Whether they do could be determined by the political capital Biden expends to move two major voting rights bills that have stalled in Congress. The Senate has not yet taken up either piece of legislation, and there is no optimism that the 60 votes would be there for passage if the bills were brought to the floor. For that reason, Holder said, there needs to be “some kind of structural reform in the Senate with regard to the filibuster.”
Biden has resisted most major rules reforms, instead backing incremental changes. Civil rights groups and top Democrats in the House have increasingly tied the use of the arcane legislative filibuster to racism and the Jim Crow era. The decision ultimately rests with the Senate, but activists see a role for Biden to play in pressuring reluctant Democratic members.
So far, leaders of legacy civil rights organizations say Biden’s actions and focus on equity in his speeches and interviews matches promises made on the campaign trail to confront rather than shy away from race. But executive actions and presidential proclamations are not viewed as the ultimate marker of progress.
“It’s important for him to use the bully pulpit,” said Derrick Johnson, president of the NAACP. “But this is about legislation.”
On Thursday, a handful of prominent civil rights organizations held an emergency meeting to discuss Georgia’s law and the Senate’s inaction on voting rights legislation. Al Sharpton, head of the National Action Network, said he hopes Attorney General Merrick Garland will soon make good on a promise to meet with civil rights leaders.
Though the administration argues it has “fairly limitless policy choices” and will “leave no stone unturned” on actions strengthening civil rights, it has maintained that the Justice Department acts completely independently, including with respect to any action against Georgia. So far, the DOJ has not said whether it will review Georgia’s voting law.
Part of the holdup is likely due to a case before the Supreme Court that will determine the DOJ’s ability to use Section Two of the Voting RIghts Act to bring lawsuits against states like Georgia, said Rick Hasen, an election law professor at University of California, Irvine.
“How much room a Biden Justice Department would have to bring suits against laws in Georgia or the one that seems much more worrisome that’s potentially coming out of Texas is going to be dictated by what the court does,” said Hasen. The upcoming decision could further erode protections against election law changes that discriminate based on race, following a 2013 ruling that gutted another section of the Voting Rights Act.
Lhamon said that as a Black child growing up in America, her mother instilled in her that “people died for the right to vote” and that the president’s words spoke to that past “harm.”
“In that frame, what the president is saying, when he says, this is the new Jim Crow, is that we are returning to a time when we as communities let some of us say that others of us aren’t valid voters and don’t enjoy the same right to democracy that others of us have,” said Lhamon. “That is an unbelievably damaging message, however it is conveyed.”
Maurice Mitchell, national director of the progressive Working Families Party, agreed that Biden should speak out often about these issues, if only to convince other GOP-led states to back off more restrictive voting laws than what was passed in Georgia.
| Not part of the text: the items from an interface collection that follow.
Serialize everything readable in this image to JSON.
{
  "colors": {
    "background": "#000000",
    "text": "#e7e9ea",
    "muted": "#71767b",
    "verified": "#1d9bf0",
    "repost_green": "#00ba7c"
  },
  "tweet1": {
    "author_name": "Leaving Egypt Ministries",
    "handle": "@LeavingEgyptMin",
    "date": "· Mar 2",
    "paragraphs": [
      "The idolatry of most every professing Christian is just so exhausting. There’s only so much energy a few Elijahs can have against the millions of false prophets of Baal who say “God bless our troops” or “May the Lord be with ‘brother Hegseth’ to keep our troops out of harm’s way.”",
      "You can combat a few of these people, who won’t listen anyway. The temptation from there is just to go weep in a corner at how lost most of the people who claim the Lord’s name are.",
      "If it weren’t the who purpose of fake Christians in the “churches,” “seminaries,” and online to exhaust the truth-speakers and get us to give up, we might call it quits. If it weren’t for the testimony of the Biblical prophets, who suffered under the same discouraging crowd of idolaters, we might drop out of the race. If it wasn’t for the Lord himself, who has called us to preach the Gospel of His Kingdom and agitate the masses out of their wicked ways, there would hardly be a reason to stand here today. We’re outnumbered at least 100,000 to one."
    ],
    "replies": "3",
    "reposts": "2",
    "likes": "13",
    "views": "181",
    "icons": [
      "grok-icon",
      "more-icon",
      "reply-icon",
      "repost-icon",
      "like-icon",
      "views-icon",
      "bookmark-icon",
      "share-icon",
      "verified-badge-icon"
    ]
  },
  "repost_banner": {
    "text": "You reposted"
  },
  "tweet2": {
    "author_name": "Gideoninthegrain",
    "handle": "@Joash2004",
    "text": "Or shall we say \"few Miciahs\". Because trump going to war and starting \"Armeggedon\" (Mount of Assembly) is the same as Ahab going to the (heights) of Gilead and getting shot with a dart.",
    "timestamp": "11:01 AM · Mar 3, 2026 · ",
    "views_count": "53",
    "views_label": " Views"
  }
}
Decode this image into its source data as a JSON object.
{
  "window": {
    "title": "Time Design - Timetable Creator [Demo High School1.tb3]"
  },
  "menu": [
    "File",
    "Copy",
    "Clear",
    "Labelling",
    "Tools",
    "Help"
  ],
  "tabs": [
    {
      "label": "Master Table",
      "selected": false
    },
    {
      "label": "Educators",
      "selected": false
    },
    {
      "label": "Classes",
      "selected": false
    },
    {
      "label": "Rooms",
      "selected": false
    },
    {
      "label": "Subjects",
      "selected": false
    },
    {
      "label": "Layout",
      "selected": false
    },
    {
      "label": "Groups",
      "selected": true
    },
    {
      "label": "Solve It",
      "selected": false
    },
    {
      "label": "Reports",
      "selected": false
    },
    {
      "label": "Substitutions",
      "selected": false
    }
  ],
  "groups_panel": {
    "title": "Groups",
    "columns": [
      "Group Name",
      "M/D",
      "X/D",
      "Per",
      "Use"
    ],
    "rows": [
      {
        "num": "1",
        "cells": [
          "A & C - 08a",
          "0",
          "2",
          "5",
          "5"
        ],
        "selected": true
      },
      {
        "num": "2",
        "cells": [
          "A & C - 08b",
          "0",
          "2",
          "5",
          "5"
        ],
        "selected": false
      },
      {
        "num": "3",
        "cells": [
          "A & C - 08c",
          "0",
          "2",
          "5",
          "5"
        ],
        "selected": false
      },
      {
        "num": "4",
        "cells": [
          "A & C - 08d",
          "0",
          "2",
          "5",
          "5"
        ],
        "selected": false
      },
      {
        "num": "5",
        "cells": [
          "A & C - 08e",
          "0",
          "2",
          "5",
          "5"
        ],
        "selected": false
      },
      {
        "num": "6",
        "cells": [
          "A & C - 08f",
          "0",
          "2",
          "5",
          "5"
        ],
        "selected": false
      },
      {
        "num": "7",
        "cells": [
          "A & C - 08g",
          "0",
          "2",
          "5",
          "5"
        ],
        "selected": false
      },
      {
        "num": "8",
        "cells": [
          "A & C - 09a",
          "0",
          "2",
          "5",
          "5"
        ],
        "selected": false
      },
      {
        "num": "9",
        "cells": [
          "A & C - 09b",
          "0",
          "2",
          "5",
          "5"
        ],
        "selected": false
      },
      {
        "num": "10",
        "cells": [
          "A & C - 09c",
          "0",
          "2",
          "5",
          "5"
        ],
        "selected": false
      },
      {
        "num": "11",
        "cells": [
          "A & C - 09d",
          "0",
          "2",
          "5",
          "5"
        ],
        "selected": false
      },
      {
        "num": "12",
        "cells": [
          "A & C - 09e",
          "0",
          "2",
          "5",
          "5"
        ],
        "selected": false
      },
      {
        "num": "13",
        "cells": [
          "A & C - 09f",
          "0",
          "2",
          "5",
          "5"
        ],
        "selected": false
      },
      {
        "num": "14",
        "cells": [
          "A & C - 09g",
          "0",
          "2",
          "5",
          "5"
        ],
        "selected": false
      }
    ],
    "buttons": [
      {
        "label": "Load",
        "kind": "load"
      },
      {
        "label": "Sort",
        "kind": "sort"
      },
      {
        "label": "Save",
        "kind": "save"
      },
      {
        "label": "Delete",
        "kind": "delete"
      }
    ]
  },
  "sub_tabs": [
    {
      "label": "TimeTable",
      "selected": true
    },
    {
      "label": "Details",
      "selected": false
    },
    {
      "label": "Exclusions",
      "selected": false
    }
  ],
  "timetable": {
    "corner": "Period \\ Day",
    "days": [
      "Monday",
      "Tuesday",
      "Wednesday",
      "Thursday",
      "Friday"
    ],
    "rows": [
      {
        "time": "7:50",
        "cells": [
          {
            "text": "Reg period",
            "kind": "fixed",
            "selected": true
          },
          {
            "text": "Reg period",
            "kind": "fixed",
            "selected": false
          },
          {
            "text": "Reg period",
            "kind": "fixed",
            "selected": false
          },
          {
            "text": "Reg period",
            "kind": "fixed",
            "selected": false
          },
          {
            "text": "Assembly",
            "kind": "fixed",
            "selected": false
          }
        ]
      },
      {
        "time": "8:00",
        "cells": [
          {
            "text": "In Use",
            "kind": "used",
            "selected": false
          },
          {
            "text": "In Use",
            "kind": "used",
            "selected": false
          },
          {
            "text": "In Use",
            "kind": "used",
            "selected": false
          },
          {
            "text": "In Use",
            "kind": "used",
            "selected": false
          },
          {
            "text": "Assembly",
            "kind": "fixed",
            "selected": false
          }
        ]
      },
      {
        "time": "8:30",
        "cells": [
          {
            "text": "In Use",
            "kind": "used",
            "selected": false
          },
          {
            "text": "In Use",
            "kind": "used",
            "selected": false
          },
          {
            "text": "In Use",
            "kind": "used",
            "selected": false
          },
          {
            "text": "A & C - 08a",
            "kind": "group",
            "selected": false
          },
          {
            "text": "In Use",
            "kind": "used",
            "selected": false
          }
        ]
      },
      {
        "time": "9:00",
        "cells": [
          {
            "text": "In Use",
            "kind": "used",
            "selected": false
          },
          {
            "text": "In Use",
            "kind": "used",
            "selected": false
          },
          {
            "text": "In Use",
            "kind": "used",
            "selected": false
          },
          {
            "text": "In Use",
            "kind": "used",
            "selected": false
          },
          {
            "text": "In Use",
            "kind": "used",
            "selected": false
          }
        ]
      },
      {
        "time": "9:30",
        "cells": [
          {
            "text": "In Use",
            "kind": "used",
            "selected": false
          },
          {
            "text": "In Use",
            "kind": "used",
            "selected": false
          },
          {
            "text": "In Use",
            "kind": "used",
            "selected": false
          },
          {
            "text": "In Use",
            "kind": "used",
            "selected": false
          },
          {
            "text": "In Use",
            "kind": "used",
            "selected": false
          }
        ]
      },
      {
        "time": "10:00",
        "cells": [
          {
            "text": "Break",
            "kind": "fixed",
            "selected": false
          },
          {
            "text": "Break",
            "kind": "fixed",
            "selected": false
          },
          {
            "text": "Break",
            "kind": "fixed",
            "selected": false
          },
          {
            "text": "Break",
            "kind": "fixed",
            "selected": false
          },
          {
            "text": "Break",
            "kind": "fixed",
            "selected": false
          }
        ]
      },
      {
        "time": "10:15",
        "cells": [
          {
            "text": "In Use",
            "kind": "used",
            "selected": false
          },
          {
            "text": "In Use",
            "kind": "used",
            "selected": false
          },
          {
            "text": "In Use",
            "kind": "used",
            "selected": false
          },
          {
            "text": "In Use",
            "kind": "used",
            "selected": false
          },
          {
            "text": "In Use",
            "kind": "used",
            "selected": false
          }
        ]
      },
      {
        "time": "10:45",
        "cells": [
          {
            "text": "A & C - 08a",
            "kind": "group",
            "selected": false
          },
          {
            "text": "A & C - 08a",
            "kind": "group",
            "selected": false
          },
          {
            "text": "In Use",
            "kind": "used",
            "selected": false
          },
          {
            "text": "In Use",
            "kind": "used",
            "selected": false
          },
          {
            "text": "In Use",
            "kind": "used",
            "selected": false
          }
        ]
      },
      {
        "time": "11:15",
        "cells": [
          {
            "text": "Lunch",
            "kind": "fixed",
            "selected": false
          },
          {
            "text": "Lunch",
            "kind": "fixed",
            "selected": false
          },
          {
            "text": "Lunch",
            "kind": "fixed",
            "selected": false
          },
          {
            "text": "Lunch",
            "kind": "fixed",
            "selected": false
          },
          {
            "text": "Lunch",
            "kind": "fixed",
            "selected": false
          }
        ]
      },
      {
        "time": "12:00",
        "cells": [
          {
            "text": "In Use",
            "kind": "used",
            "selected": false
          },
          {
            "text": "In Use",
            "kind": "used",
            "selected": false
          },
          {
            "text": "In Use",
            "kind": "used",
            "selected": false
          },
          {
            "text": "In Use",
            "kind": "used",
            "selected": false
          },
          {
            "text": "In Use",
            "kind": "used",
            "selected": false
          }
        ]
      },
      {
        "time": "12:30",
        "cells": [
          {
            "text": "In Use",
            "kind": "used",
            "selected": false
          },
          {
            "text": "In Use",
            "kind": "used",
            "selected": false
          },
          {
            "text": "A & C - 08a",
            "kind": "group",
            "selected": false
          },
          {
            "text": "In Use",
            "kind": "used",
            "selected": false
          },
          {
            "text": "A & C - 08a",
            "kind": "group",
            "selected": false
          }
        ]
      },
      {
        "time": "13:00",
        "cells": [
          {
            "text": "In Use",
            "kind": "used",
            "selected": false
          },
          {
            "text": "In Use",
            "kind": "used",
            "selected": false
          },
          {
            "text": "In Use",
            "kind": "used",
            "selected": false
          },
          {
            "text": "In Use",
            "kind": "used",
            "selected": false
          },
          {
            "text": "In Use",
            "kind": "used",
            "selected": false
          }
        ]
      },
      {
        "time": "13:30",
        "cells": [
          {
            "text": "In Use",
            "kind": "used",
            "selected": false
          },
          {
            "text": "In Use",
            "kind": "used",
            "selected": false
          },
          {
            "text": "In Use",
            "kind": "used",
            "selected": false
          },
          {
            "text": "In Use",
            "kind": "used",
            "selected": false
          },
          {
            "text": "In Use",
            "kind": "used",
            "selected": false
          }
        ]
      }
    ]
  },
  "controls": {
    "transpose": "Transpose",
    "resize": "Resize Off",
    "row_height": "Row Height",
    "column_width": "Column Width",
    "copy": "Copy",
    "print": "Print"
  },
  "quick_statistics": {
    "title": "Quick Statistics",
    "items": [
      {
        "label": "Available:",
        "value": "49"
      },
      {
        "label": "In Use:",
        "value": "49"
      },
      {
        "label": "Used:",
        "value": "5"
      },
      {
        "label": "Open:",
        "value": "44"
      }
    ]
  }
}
But ultimately, Mitchell said it won’t matter unless Biden signs at least one of the two voting rights bills which expand access and restore the Voting Rights Act into law.
“He’s inherited several crises — an economic crisis, the climate crisis, a racial justice crisis and this crisis of democracy — and there’s very little room for failure because these are existential crises,” said Mitchell.
“His legacy is hanging on this.”